Welcome to the MS AmaDolce, a 130 passenger river boat which will be our home away from Paris for the next week as we cruise along the Rhine river in the Alsace region of France/Germany. The weather today was in the mid 50’s, cloudy, very windy and looking like it would rain any minute. So far at 6pm, it has held off.
As we were eating lunch we noticed swans coming in great numbers to the opposite shore line. Obviously some local women must feed them about the same time every day.
We hopped onto buses for an afternoon of touring and caught both a field of sunflowers and a yard full of October pumpkins on our way to Freiburg, Germany.
Founded in the 12th century, Frieburg used to be a walled city meaning “free” citizens. In WW II, it was ironically bombed by the Germans trying to empty their planes of bombs. Their target had been the Black Forest but they obviously missed and destroyed much of the city. This gorgeous gem in the middle of Alsace has been rebuilt in keeping with historical correctness. One of the most unusual characteristics about the city are little streams which run throughout called Bachle. They are over 600 years old and served as the water supply. Legend has it that if you accidentally step into one of these streams now concrete trenches (only about a foot wide and a foot deep), you will have to marry someone from Freiburg and live there for the rest of your life. We were careful where we stepped, but did have one in our group who fell into one!
The major attraction is the huge cathedral or Munster in the center of old town.
It is red sandstone from the area with a tall tower providing a gorgeous view. Thanks to Tony Porter for making the 90-step hike up to the top. The entry area to the cathedral is beautifully carved. Our guide explained that the figures told the story of the Bible in stone because the people could not read and the services were in Latin. Notice the grid in the photo which mars its clarity. This is to keep the pigeons off the recently restored masonry. Inside, the cathedral is known for its stain-glassed windows each depicting a certain type of guild from the community who had contributed to the construction of the cathedral. See if you can find the shoemakers’ guild window.
There are some other lovely landmarks: the fountain,
the famour Merchant’s Hall (featured image at the top of the post) where even today dignitaries come for meetings and the “new” town hall built in the 1600’s. We also saw a very classic chestnut roaster on the pedestrian shopping street, a great mime and even a store front window for Halloween which the Germans have just begun to celebrate. Capitalism at its best.
On this outing, we bused very near to the Black Forest known for its cake, ham and of course the wines.
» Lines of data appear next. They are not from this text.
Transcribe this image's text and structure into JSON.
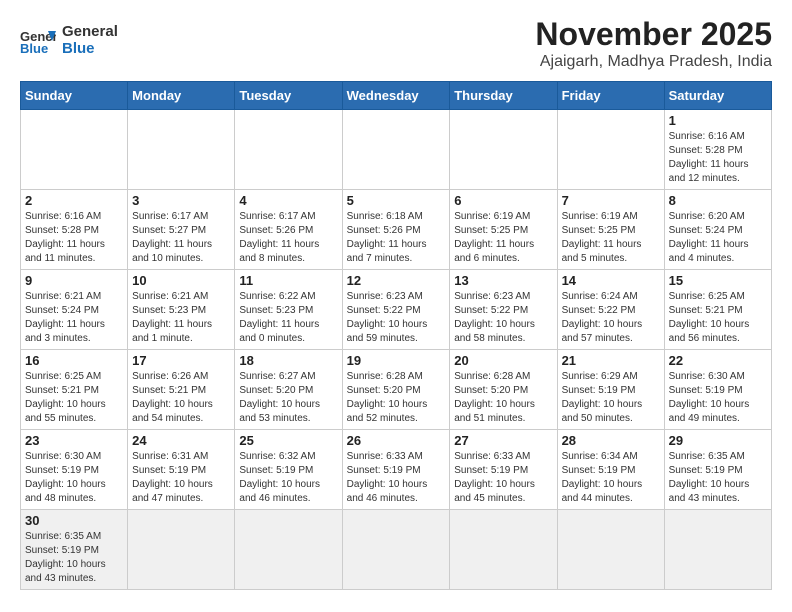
{
  "header": {
    "logo_general": "General",
    "logo_blue": "Blue",
    "month": "November 2025",
    "location": "Ajaigarh, Madhya Pradesh, India"
  },
  "weekdays": [
    "Sunday",
    "Monday",
    "Tuesday",
    "Wednesday",
    "Thursday",
    "Friday",
    "Saturday"
  ],
  "weeks": [
    [
      {
        "day": "",
        "info": ""
      },
      {
        "day": "",
        "info": ""
      },
      {
        "day": "",
        "info": ""
      },
      {
        "day": "",
        "info": ""
      },
      {
        "day": "",
        "info": ""
      },
      {
        "day": "",
        "info": ""
      },
      {
        "day": "1",
        "info": "Sunrise: 6:16 AM\nSunset: 5:28 PM\nDaylight: 11 hours and 12 minutes."
      }
    ],
    [
      {
        "day": "2",
        "info": "Sunrise: 6:16 AM\nSunset: 5:28 PM\nDaylight: 11 hours and 11 minutes."
      },
      {
        "day": "3",
        "info": "Sunrise: 6:17 AM\nSunset: 5:27 PM\nDaylight: 11 hours and 10 minutes."
      },
      {
        "day": "4",
        "info": "Sunrise: 6:17 AM\nSunset: 5:26 PM\nDaylight: 11 hours and 8 minutes."
      },
      {
        "day": "5",
        "info": "Sunrise: 6:18 AM\nSunset: 5:26 PM\nDaylight: 11 hours and 7 minutes."
      },
      {
        "day": "6",
        "info": "Sunrise: 6:19 AM\nSunset: 5:25 PM\nDaylight: 11 hours and 6 minutes."
      },
      {
        "day": "7",
        "info": "Sunrise: 6:19 AM\nSunset: 5:25 PM\nDaylight: 11 hours and 5 minutes."
      },
      {
        "day": "8",
        "info": "Sunrise: 6:20 AM\nSunset: 5:24 PM\nDaylight: 11 hours and 4 minutes."
      }
    ],
    [
      {
        "day": "9",
        "info": "Sunrise: 6:21 AM\nSunset: 5:24 PM\nDaylight: 11 hours and 3 minutes."
      },
      {
        "day": "10",
        "info": "Sunrise: 6:21 AM\nSunset: 5:23 PM\nDaylight: 11 hours and 1 minute."
      },
      {
        "day": "11",
        "info": "Sunrise: 6:22 AM\nSunset: 5:23 PM\nDaylight: 11 hours and 0 minutes."
      },
      {
        "day": "12",
        "info": "Sunrise: 6:23 AM\nSunset: 5:22 PM\nDaylight: 10 hours and 59 minutes."
      },
      {
        "day": "13",
        "info": "Sunrise: 6:23 AM\nSunset: 5:22 PM\nDaylight: 10 hours and 58 minutes."
      },
      {
        "day": "14",
        "info": "Sunrise: 6:24 AM\nSunset: 5:22 PM\nDaylight: 10 hours and 57 minutes."
      },
      {
        "day": "15",
        "info": "Sunrise: 6:25 AM\nSunset: 5:21 PM\nDaylight: 10 hours and 56 minutes."
      }
    ],
    [
      {
        "day": "16",
        "info": "Sunrise: 6:25 AM\nSunset: 5:21 PM\nDaylight: 10 hours and 55 minutes."
      },
      {
        "day": "17",
        "info": "Sunrise: 6:26 AM\nSunset: 5:21 PM\nDaylight: 10 hours and 54 minutes."
      },
      {
        "day": "18",
        "info": "Sunrise: 6:27 AM\nSunset: 5:20 PM\nDaylight: 10 hours and 53 minutes."
      },
      {
        "day": "19",
        "info": "Sunrise: 6:28 AM\nSunset: 5:20 PM\nDaylight: 10 hours and 52 minutes."
      },
      {
        "day": "20",
        "info": "Sunrise: 6:28 AM\nSunset: 5:20 PM\nDaylight: 10 hours and 51 minutes."
      },
      {
        "day": "21",
        "info": "Sunrise: 6:29 AM\nSunset: 5:19 PM\nDaylight: 10 hours and 50 minutes."
      },
      {
        "day": "22",
        "info": "Sunrise: 6:30 AM\nSunset: 5:19 PM\nDaylight: 10 hours and 49 minutes."
      }
    ],
    [
      {
        "day": "23",
        "info": "Sunrise: 6:30 AM\nSunset: 5:19 PM\nDaylight: 10 hours and 48 minutes."
      },
      {
        "day": "24",
        "info": "Sunrise: 6:31 AM\nSunset: 5:19 PM\nDaylight: 10 hours and 47 minutes."
      },
      {
        "day": "25",
        "info": "Sunrise: 6:32 AM\nSunset: 5:19 PM\nDaylight: 10 hours and 46 minutes."
      },
      {
        "day": "26",
        "info": "Sunrise: 6:33 AM\nSunset: 5:19 PM\nDaylight: 10 hours and 46 minutes."
      },
      {
        "day": "27",
        "info": "Sunrise: 6:33 AM\nSunset: 5:19 PM\nDaylight: 10 hours and 45 minutes."
      },
      {
        "day": "28",
        "info": "Sunrise: 6:34 AM\nSunset: 5:19 PM\nDaylight: 10 hours and 44 minutes."
      },
      {
        "day": "29",
        "info": "Sunrise: 6:35 AM\nSunset: 5:19 PM\nDaylight: 10 hours and 43 minutes."
      }
    ],
    [
      {
        "day": "30",
        "info": "Sunrise: 6:35 AM\nSunset: 5:19 PM\nDaylight: 10 hours and 43 minutes."
      },
      {
        "day": "",
        "info": ""
      },
      {
        "day": "",
        "info": ""
      },
      {
        "day": "",
        "info": ""
      },
      {
        "day": "",
        "info": ""
      },
      {
        "day": "",
        "info": ""
      },
      {
        "day": "",
        "info": ""
      }
    ]
  ]
}
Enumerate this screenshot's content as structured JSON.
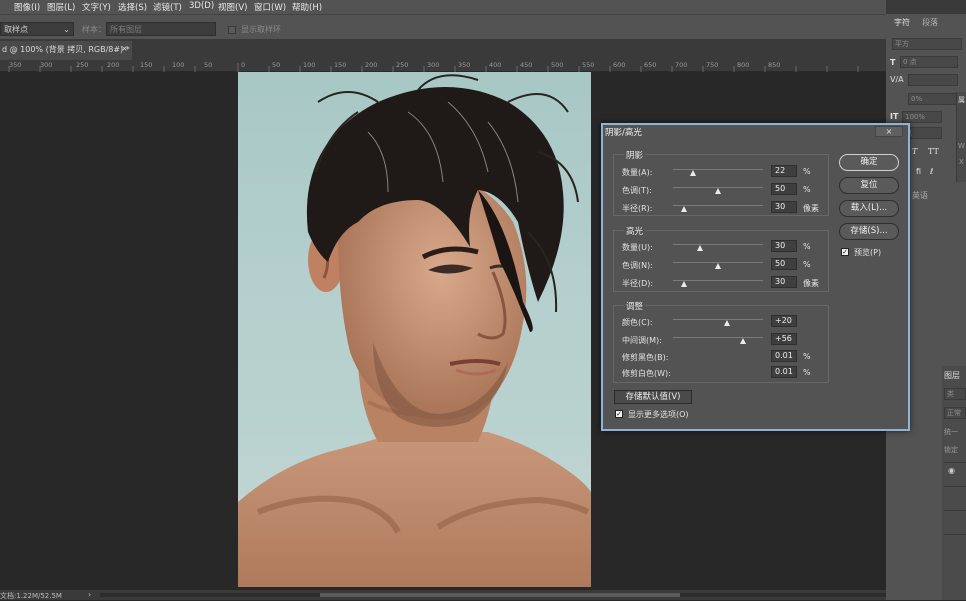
{
  "menu": [
    "图像(I)",
    "图层(L)",
    "文字(Y)",
    "选择(S)",
    "滤镜(T)",
    "3D(D)",
    "视图(V)",
    "窗口(W)",
    "帮助(H)"
  ],
  "options": {
    "sample_select": "取样点",
    "sample_label": "样本：",
    "sample_value": "所有图层",
    "show_ring": "显示取样环"
  },
  "doc_tab": {
    "title": "d @ 100% (背景 拷贝, RGB/8#) *",
    "close": "×"
  },
  "ruler_ticks": [
    "350",
    "300",
    "250",
    "200",
    "150",
    "100",
    "50",
    "0",
    "50",
    "100",
    "150",
    "200",
    "250",
    "300",
    "350",
    "400",
    "450",
    "500",
    "550",
    "600",
    "650",
    "700",
    "750",
    "800",
    "850"
  ],
  "status": {
    "doc_info": "文档:1.22M/52.5M"
  },
  "right_panel": {
    "tab_char": "字符",
    "tab_para": "段落",
    "font_style": "平方",
    "size_val": "0 点",
    "tracking_val": "0%",
    "scale_val": "100%",
    "baseline_val": "点",
    "lang": "英语",
    "layers_tab": "图层",
    "search": "类",
    "normal": "正常",
    "unify": "统一",
    "lock": "锁定",
    "side_label_1": "属",
    "side_label_2": "W",
    "side_label_3": "X"
  },
  "dialog": {
    "title": "阴影/高光",
    "close": "×",
    "shadows": {
      "title": "阴影",
      "amount_label": "数量(A):",
      "amount": "22",
      "tone_label": "色调(T):",
      "tone": "50",
      "radius_label": "半径(R):",
      "radius": "30"
    },
    "highlights": {
      "title": "高光",
      "amount_label": "数量(U):",
      "amount": "30",
      "tone_label": "色调(N):",
      "tone": "50",
      "radius_label": "半径(D):",
      "radius": "30"
    },
    "adjust": {
      "title": "调整",
      "color_label": "颜色(C):",
      "color": "+20",
      "midtone_label": "中间调(M):",
      "midtone": "+56",
      "clip_black_label": "修剪黑色(B):",
      "clip_black": "0.01",
      "clip_white_label": "修剪白色(W):",
      "clip_white": "0.01"
    },
    "units": {
      "percent": "%",
      "pixels": "像素"
    },
    "buttons": {
      "ok": "确定",
      "reset": "复位",
      "load": "载入(L)...",
      "save": "存储(S)..."
    },
    "preview": "预览(P)",
    "save_defaults": "存储默认值(V)",
    "more_options": "显示更多选项(O)",
    "slider_levels": {
      "shadows_amount": 0.22,
      "shadows_tone": 0.5,
      "shadows_radius": 0.12,
      "highlights_amount": 0.3,
      "highlights_tone": 0.5,
      "highlights_radius": 0.12,
      "color": 0.6,
      "midtone": 0.78
    }
  }
}
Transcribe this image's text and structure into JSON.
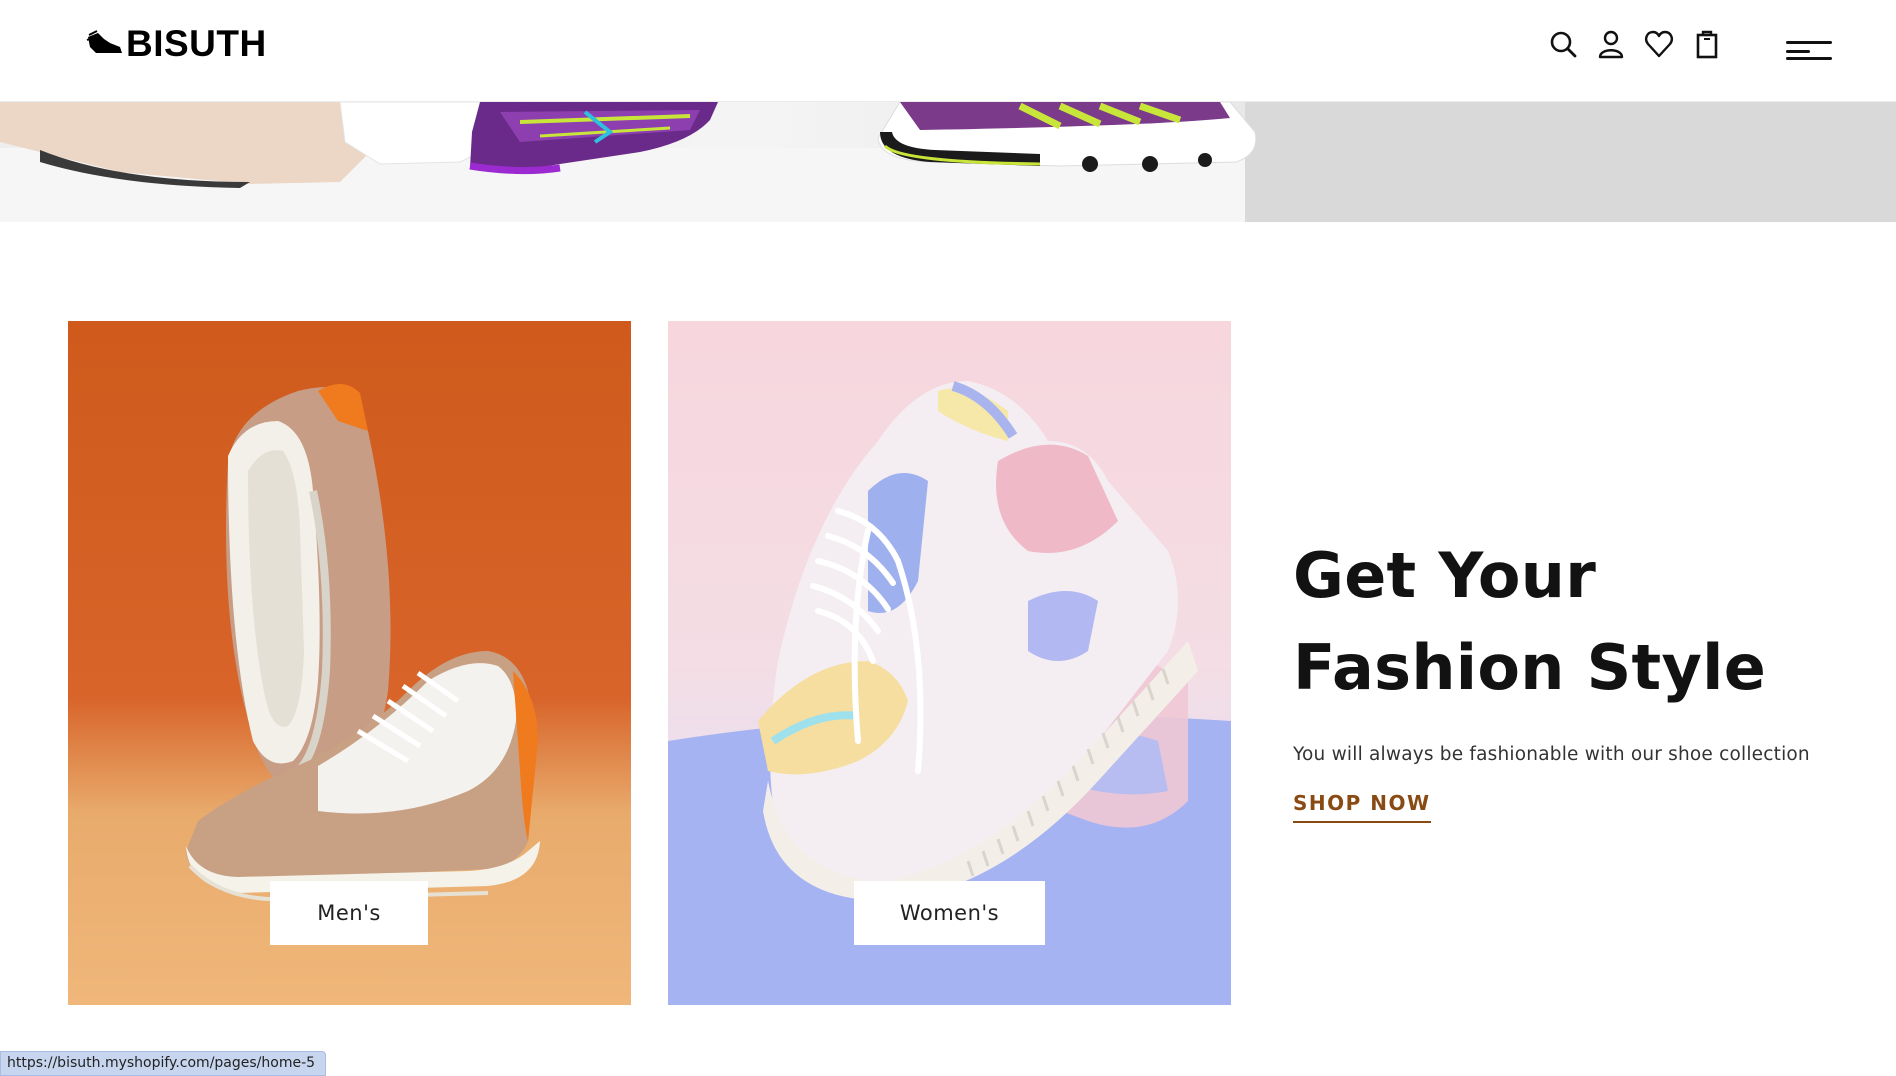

All in all, despite the cool winds, a very nice day for discovering the history of the area.
Tonight, you guessed it, more food! (oops, I fell asleep trying to get the blog to load as the internet is so slow and intermittent so I am finishing up this morning, Wednesday). We are in Strasboug and it is 36 degrees and rainy. Yuck!